Founded in 1976 by Jacques d’Amboise, a principal dancer with New York City Ballet at the time, NDI programs reach more than 35,000 public school students in New York City each year. As part of its mission to make dance accessible to every child no matter the socioeconomic status, ethnicity or disability, NDI collaborates with Lighthouse International’s Filomen M. D’Agostino Greenberg Music School to hold dance classes for students who range from low vision to completely blind. The result is a learning opportunity for both teacher and students.
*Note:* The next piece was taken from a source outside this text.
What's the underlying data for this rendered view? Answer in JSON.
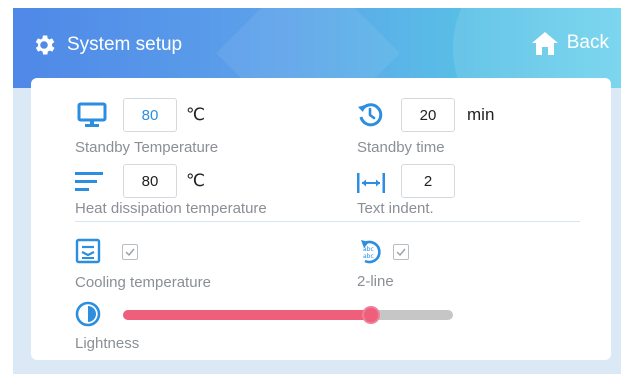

Dancer and NDI teaching artist Jenny Seham conducts classes for children ages 7 through 18 every Saturday at the Lighthouse. Getting the students moving is a main goal, so jazz dance is taught with emphasis on jumps and high-energy movement. Seham runs the classes the same as her others in the NDI method: with repeated exercises, a live accompanist and high standards. She stresses the organization’s philosophy of not “dumbing down” the classes and says the students respond very well to the strict regimen.
“The challenge is to figure out how I can communicate the passion I have for dance when they can’t see my body,” Seham says. “The thrill is to find out how to stretch myself so that I can communicate with them as a dancer.”
Seham has taught for NDI for 20 years and won their Teacher of the Year Award in 2003. She holds a PhD in clinical psychology, and as assistant clinical professor at Columbia University, she specializes in working with special needs children, including the visually impaired.
Working with groups of 10 students each, there is a volunteer or teaching assistant for every two children. Their job is to physically manipulate the dancers’ bodies when a new step is introduced. Seham uses much more descriptive language and imagery in her teaching than when she works with sighted students. Rather than making a general statement like, “Open and together,” she’ll say, “Open the door and close,” so the students can associate a visual image with a particular move. Once they learn a pattern of movement, she labels it as A, B, C, etc., so she can later simply say, “Do move A.” The students have amazing muscle and music memory, she says, and it’s “very striking” how easily they remember a combination.
One major goal is for students to gain a better awareness of their bodies. “They come in with sloping shoulders, tension in the neck and the upper back, and walking very tentatively. We gear the program toward what has been limited to them,” Seham says.
Like most dance teachers, for instance, Seham constantly reminds her students to stand up tall, lift their chins and keep their shoulders down. She says it is particularly important for this group to perform head isolations (up, down, right, left) because blind people don’t tend to move this way in their daily lives. By the end of the program, the students stand taller and move more comfortably than they did at the beginning.
Gaby’s mother, Marcia Mendonca, says the experience has matured Gaby and she has made a lot of new friends at her dance classes. Dr. Leslie Jones, executive director of the Lighthouse music school, also notes the extensive social benefits of the classes, especially for adolescents. “They are more eager to go to school dances now because they actually have steps that they can use,” she says. “Sighted people don’t think about it because we can just mimic it, but to be taught steps that you can employ in a social venue is a wonderful thing.”
NDI and Lighthouse International first joined forces from 1988 to 2004 through the Lighthouse Saturday youth program. The partnership relaunched in October 2008—this time through the Lighthouse’s music school, which has strong financial support. “We hope to continue to develop the partnership,” says Ellen Weinstein, NDI artistic director.
Seham would like to add advanced classes to the schedule, and she dreams of implementing the program across the country. “Visually impaired children really don’t have access to this,” she says. “When they’re young, there may be a creative movement class, but after that there is nothing. Nothing.”
“The Saturday classes are the highlight of my week,” says Seham. “It’s changing the lives of these children, and in turn it’s changing mine.” DT
Amanda Silliker was a 2009 summer intern for Pointe magazine.
Photo by Mary Walker, courtesy of National Dance Institute